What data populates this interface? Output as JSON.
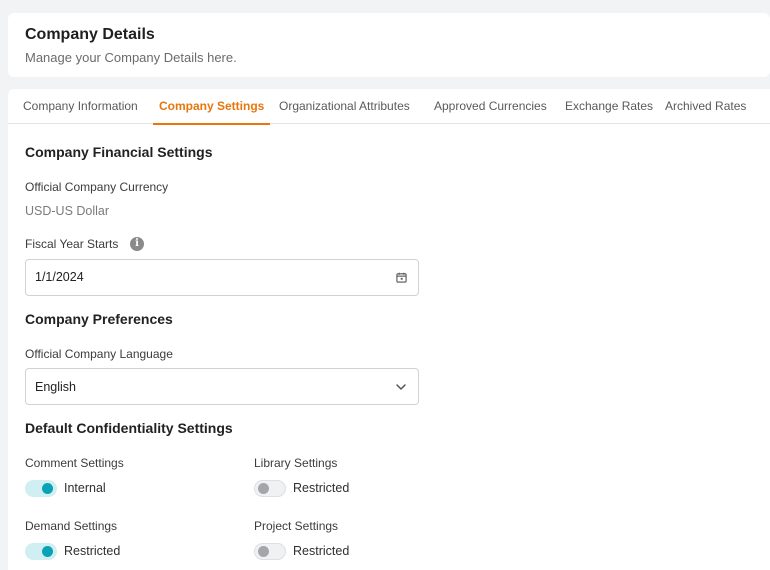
{
  "header": {
    "title": "Company Details",
    "subtitle": "Manage your Company Details here."
  },
  "tabs": [
    {
      "label": "Company Information"
    },
    {
      "label": "Company Settings",
      "active": true
    },
    {
      "label": "Organizational Attributes"
    },
    {
      "label": "Approved Currencies"
    },
    {
      "label": "Exchange Rates"
    },
    {
      "label": "Archived Rates"
    }
  ],
  "financial": {
    "title": "Company Financial Settings",
    "currency_label": "Official Company Currency",
    "currency_value": "USD-US Dollar",
    "fiscal_label": "Fiscal Year Starts",
    "fiscal_value": "1/1/2024"
  },
  "preferences": {
    "title": "Company Preferences",
    "language_label": "Official Company Language",
    "language_value": "English"
  },
  "confidentiality": {
    "title": "Default Confidentiality Settings",
    "settings": [
      {
        "label": "Comment Settings",
        "value": "Internal",
        "enabled": true
      },
      {
        "label": "Library Settings",
        "value": "Restricted",
        "enabled": false
      },
      {
        "label": "Demand Settings",
        "value": "Restricted",
        "enabled": true
      },
      {
        "label": "Project Settings",
        "value": "Restricted",
        "enabled": false
      }
    ]
  },
  "colors": {
    "accent": "#e8760c",
    "toggle_on": "#0aa2b4"
  },
  "icons": {
    "info": "info-icon",
    "calendar": "calendar-icon",
    "dropdown": "chevron-down-icon"
  }
}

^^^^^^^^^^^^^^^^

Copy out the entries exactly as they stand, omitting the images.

◆ Task result ◆
What data populates this interface? Output as JSON.
{
  "header": {
    "title": "Company Details",
    "subtitle": "Manage your Company Details here."
  },
  "tabs": [
    {
      "label": "Company Information"
    },
    {
      "label": "Company Settings",
      "active": true
    },
    {
      "label": "Organizational Attributes"
    },
    {
      "label": "Approved Currencies"
    },
    {
      "label": "Exchange Rates"
    },
    {
      "label": "Archived Rates"
    }
  ],
  "financial": {
    "title": "Company Financial Settings",
    "currency_label": "Official Company Currency",
    "currency_value": "USD-US Dollar",
    "fiscal_label": "Fiscal Year Starts",
    "fiscal_value": "1/1/2024"
  },
  "preferences": {
    "title": "Company Preferences",
    "language_label": "Official Company Language",
    "language_value": "English"
  },
  "confidentiality": {
    "title": "Default Confidentiality Settings",
    "settings": [
      {
        "label": "Comment Settings",
        "value": "Internal",
        "enabled": true
      },
      {
        "label": "Library Settings",
        "value": "Restricted",
        "enabled": false
      },
      {
        "label": "Demand Settings",
        "value": "Restricted",
        "enabled": true
      },
      {
        "label": "Project Settings",
        "value": "Restricted",
        "enabled": false
      }
    ]
  },
  "colors": {
    "accent": "#e8760c",
    "toggle_on": "#0aa2b4"
  },
  "icons": {
    "info": "info-icon",
    "calendar": "calendar-icon",
    "dropdown": "chevron-down-icon"
  }
}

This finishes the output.